(TO DO) Look through the data that follows and copy each line with the string "icon".

····················

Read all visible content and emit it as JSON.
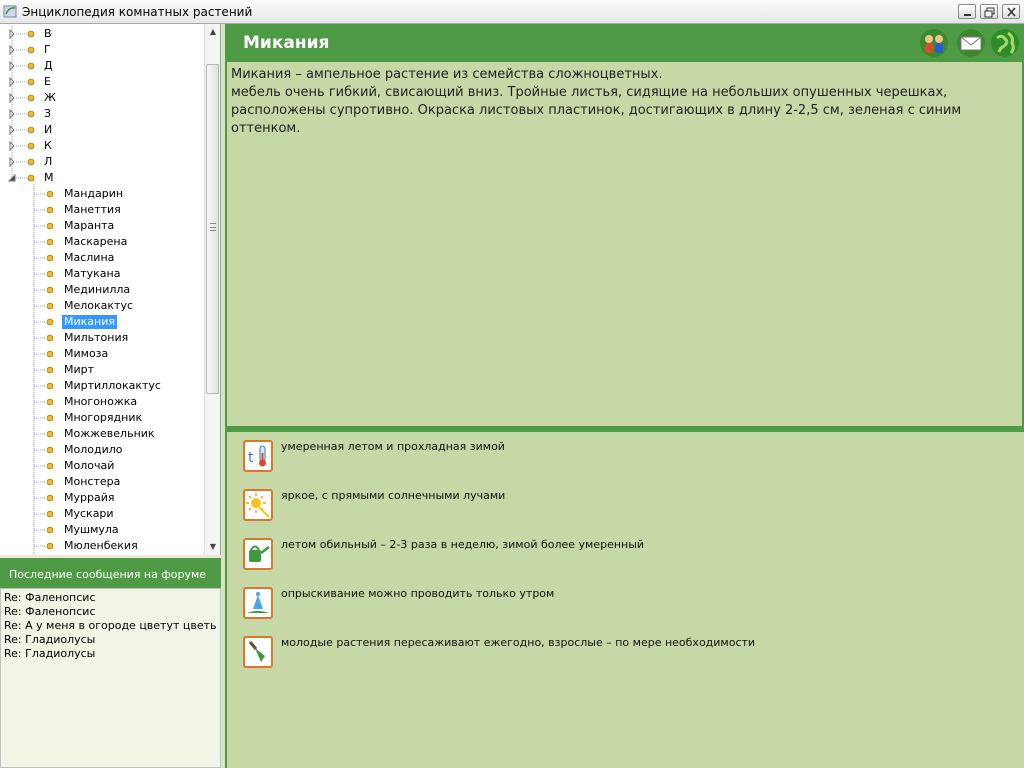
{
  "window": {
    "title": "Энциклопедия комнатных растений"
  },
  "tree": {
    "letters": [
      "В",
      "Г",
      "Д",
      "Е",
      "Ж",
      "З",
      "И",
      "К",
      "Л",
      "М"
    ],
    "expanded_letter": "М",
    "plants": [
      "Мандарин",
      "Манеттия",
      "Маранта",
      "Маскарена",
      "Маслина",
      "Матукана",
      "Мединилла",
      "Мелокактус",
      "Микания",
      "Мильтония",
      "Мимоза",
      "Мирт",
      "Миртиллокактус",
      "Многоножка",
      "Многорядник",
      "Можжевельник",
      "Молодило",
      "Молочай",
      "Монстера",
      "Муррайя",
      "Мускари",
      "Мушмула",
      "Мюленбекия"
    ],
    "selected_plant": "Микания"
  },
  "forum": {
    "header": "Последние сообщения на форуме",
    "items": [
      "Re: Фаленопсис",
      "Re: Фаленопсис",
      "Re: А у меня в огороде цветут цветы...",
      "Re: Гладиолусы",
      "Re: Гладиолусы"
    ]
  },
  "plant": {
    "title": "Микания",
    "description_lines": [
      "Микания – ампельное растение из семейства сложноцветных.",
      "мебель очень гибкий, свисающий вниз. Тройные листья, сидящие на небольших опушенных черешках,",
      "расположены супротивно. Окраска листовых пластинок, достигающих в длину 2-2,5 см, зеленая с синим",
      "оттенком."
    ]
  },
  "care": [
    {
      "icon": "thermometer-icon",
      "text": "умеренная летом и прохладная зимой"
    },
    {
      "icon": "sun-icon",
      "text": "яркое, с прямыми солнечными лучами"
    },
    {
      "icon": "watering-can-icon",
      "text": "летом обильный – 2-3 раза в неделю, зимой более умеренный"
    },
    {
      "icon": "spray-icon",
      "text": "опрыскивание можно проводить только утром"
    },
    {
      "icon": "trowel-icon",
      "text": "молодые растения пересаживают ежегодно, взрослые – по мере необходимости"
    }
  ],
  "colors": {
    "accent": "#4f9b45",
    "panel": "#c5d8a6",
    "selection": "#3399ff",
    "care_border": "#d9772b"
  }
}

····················

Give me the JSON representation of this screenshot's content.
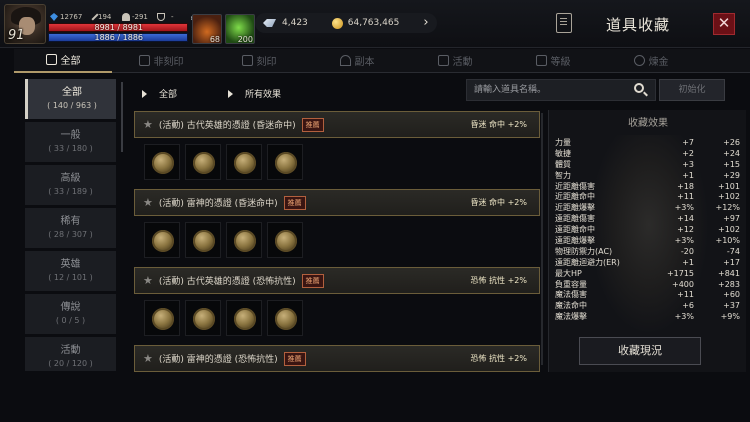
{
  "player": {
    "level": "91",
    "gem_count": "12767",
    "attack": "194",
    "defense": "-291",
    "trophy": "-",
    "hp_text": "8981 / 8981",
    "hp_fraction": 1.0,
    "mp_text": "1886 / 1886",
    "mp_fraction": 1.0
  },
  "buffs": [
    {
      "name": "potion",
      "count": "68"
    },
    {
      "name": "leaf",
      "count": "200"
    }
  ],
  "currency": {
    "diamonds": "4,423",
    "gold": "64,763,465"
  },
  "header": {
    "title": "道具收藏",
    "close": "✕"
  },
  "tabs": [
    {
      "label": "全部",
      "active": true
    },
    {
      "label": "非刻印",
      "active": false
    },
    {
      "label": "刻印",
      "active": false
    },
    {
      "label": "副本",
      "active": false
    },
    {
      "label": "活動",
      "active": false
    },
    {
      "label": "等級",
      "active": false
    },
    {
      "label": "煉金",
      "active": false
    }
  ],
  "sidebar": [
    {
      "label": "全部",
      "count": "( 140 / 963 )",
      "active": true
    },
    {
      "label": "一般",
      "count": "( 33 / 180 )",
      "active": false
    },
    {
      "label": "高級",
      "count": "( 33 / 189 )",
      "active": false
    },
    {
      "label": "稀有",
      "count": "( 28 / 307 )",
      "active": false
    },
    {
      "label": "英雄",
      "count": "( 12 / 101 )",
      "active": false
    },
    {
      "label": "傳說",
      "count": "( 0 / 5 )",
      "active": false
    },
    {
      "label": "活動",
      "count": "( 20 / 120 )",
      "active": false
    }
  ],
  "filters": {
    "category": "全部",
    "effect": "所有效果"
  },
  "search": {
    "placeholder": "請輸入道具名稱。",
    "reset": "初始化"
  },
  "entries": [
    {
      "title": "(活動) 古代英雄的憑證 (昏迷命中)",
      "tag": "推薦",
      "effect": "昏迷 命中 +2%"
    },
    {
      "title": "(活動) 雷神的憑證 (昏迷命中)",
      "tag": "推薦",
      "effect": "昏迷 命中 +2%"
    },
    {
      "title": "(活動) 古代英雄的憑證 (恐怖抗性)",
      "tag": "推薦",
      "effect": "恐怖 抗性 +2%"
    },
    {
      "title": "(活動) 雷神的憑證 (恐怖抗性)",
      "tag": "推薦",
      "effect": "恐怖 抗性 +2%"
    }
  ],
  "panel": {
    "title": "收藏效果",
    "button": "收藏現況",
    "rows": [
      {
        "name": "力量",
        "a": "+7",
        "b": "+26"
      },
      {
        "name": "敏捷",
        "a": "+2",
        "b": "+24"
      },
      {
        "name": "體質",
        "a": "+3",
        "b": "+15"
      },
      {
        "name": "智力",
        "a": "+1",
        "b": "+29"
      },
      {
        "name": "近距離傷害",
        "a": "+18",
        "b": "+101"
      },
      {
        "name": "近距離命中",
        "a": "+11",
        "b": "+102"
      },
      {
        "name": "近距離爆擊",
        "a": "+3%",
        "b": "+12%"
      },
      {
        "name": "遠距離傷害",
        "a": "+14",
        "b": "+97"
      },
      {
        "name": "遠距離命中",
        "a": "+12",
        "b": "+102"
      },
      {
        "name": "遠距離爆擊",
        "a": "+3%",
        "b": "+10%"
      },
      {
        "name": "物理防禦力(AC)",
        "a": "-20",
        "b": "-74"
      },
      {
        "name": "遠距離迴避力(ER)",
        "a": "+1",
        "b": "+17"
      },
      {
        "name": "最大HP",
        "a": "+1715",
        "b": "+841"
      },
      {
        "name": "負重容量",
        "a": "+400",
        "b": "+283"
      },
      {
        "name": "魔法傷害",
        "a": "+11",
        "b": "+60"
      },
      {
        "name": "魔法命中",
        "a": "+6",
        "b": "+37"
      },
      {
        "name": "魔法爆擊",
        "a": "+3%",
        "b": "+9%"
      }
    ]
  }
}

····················

(RESPONSE)
      "icon": "thermometer-icon",
      "icon": "sun-icon",
      "icon": "watering-can-icon",
      "icon": "spray-icon",
      "icon": "trowel-icon",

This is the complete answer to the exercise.